How to complete this task:
Show every line in the material below in which the string "username" appears.

Records to use:
━━━━━━━━━━

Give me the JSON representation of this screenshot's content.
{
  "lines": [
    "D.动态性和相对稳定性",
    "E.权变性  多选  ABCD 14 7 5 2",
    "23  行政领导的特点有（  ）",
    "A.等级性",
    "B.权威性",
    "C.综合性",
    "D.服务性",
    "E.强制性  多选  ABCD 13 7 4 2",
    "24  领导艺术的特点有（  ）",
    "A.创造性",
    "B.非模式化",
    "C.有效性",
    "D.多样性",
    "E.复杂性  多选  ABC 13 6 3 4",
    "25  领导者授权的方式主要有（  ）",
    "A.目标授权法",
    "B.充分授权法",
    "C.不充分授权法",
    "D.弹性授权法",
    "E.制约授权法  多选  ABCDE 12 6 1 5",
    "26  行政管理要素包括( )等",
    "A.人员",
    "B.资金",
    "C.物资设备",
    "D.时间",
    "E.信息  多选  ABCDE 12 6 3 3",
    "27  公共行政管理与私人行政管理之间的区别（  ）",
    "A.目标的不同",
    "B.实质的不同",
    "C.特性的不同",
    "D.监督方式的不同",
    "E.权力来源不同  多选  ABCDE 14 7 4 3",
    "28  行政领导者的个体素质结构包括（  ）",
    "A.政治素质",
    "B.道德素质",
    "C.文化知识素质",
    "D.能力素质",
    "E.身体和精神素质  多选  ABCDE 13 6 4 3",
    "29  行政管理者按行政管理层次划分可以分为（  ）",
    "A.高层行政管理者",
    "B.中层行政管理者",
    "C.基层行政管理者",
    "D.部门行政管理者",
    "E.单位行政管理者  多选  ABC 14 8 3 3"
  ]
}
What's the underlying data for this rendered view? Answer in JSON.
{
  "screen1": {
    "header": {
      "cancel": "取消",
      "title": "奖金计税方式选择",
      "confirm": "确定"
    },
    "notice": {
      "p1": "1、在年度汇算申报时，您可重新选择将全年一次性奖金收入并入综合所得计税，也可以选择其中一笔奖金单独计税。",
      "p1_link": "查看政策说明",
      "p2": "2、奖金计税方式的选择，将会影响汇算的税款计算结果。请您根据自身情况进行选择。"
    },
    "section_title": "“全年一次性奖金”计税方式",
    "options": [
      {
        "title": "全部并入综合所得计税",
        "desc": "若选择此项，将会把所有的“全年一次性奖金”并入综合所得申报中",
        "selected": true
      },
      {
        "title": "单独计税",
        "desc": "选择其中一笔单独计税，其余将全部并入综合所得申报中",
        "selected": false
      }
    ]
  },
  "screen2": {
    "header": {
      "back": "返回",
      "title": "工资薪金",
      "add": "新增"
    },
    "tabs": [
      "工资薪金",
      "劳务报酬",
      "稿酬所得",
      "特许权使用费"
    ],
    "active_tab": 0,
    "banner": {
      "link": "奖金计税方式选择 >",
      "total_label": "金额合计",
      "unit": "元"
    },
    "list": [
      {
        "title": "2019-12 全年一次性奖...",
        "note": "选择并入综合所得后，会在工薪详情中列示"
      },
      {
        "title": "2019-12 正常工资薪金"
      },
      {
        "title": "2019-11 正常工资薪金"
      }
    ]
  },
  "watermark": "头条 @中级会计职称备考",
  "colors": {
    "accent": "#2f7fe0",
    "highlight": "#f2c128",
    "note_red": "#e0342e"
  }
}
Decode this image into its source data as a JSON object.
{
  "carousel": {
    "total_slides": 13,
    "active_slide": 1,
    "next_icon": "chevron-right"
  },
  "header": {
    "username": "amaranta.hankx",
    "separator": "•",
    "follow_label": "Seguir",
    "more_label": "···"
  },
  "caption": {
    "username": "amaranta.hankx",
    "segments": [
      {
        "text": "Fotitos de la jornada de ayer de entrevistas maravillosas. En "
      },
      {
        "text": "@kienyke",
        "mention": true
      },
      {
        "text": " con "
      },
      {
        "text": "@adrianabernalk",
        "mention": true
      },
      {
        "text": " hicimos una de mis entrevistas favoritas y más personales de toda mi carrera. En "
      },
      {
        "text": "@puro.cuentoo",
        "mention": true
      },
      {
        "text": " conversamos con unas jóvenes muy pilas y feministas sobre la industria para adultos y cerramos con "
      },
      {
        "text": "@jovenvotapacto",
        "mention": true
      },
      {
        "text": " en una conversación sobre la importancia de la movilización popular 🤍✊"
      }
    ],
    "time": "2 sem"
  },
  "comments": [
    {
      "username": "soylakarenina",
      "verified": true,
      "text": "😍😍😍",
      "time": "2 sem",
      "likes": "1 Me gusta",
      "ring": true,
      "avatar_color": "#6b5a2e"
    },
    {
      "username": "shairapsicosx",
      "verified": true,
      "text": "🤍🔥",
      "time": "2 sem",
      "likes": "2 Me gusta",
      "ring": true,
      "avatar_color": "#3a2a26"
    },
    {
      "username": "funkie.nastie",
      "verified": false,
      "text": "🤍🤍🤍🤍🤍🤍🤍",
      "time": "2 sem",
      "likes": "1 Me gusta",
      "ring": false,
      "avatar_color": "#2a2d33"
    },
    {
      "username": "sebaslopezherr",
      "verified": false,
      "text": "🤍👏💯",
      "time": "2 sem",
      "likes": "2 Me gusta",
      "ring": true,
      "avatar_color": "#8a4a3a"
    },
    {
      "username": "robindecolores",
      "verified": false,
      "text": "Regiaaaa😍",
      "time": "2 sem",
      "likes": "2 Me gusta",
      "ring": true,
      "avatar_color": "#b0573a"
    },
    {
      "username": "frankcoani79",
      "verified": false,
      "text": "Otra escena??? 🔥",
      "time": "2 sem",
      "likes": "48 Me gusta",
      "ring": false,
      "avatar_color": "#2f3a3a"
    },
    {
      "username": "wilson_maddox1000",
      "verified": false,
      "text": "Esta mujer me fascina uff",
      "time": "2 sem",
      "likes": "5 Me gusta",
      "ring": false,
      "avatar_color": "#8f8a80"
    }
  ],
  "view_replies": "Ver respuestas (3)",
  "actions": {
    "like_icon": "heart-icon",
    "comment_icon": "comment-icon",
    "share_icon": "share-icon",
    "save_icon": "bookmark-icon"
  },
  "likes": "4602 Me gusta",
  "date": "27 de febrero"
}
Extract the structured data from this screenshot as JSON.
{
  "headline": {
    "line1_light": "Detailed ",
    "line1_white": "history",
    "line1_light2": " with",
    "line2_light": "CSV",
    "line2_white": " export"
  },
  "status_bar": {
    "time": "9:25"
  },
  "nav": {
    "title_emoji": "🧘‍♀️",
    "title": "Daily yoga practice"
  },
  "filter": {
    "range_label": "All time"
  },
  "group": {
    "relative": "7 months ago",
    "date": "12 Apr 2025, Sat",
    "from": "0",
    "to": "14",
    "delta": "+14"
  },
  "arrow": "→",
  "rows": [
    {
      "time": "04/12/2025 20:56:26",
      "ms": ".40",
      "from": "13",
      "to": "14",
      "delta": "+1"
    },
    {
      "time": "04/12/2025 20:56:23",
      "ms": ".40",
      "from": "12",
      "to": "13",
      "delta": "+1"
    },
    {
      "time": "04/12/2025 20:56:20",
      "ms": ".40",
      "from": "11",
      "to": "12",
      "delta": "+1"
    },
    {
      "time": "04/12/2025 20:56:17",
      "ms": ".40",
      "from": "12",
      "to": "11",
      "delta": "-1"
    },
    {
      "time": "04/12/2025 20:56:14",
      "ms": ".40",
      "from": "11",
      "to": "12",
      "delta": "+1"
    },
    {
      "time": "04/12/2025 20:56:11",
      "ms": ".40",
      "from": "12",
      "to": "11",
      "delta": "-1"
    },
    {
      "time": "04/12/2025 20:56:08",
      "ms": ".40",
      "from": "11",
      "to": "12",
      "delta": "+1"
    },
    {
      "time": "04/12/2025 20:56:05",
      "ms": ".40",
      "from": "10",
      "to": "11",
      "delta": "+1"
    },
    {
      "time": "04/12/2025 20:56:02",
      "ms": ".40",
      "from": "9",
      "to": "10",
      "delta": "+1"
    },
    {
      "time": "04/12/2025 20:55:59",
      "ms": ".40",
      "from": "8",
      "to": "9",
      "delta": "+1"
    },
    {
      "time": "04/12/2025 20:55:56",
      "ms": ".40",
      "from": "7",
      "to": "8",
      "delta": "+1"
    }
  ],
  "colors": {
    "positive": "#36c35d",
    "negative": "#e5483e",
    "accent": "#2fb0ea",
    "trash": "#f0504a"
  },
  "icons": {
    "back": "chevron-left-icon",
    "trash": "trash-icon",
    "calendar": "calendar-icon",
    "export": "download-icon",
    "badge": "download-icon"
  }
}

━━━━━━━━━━

Task answer:
    "username": "amaranta.hankx",
    "username": "amaranta.hankx",
      "username": "soylakarenina",
      "username": "shairapsicosx",
      "username": "funkie.nastie",
      "username": "sebaslopezherr",
      "username": "robindecolores",
      "username": "frankcoani79",
      "username": "wilson_maddox1000",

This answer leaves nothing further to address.